I had a chance to meet up with Councillor Leigh Wilson of the Shire of Campaspe who shared with me that the council is responsible for over 36,000 residents across 4,500 square kilometres (Greater London for example is only 1,569 square kilometres!) and is a source of diverse agriculture as well as a solid manufacturing and services base.
So, I guess it is really no surprise after all, to see how the need for digital transformation was there across this diversity of businesses, local establishments, and community.
Established in 1999, Advance Computing has filled this gap by providing IT services that range from software development and support through to even a local retail outlet for computers where farmers walk in and just say:
“fix it – I will be back in the morning”!
As Managing Director Mark Schumman explained to me about the products they had developed for financial services:
“you do not have to be based in the cities to deliver compelling offerings”!
They also recognised the need to build local capability which for them meant supporting the schools and providing entry positions into Advance Computing – a legacy of this success is with one of their senior leaders, Bryant Alford, responsible now for Software Development, who started as one of their first trainees!
But of course, it is the clients that tell the story of how Advance Computing is making a huge impact.
This is where Chris Motton, Services & Sales Director, took me on a tour across the Shire to meet three of their current clients – Waterpool Co-op, Kagome and Greenwood Orchards. All very diverse businesses and also with very different challenges in which technology was to play a key part of the solution.
This just emphasised to me how important it is in any business that you need to be flexible in your own service offering if you are to be able to deliver great outcomes for your clients.
But the other thing I was impressed with was the level of support Microsoft was giving to regional Australia to support businesses like Advance Computing (who is a Microsoft Gold Midmarket Solution Provider). Steven Miller, SMB Director at Microsoft Australia explained it this way to me:
“digital disruption is everywhere – it is not just in the cities, no one person can claim ownership”
The days of the one size fits all is over.
If you want to leverage global digital disruption. If you want to set up, scale and sustain a business today then bespoke services and sustainable relationships are key.
Developing unique and innovative solutions to solve problems must be an imperative and this is best achieved when working in collaboration – not going at it alone.

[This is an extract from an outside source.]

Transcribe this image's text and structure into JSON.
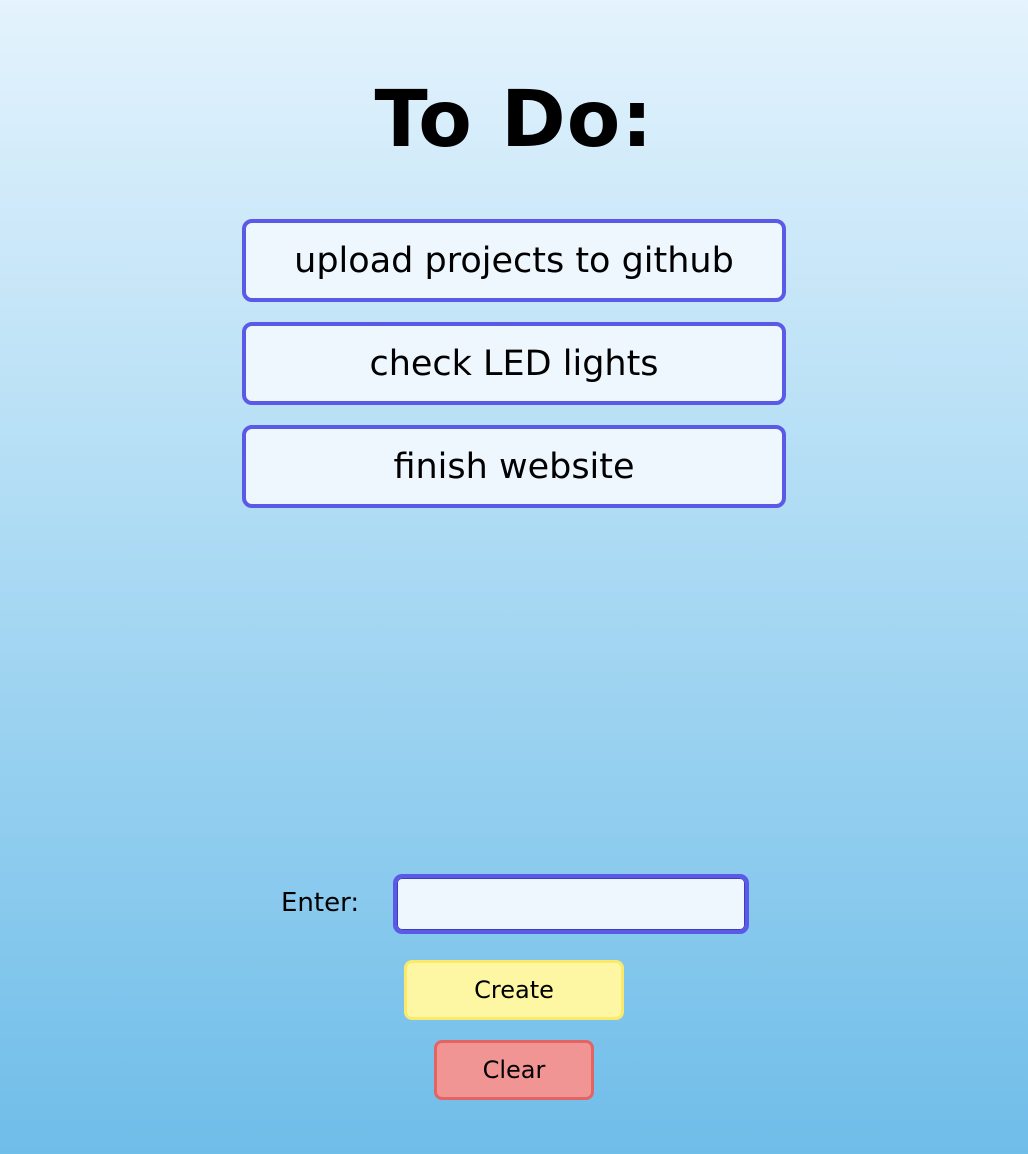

What the team at Advance Computing is demonstrating is precisely this, and it was very inspiring for me to see this first hand and through the eyes of their clients.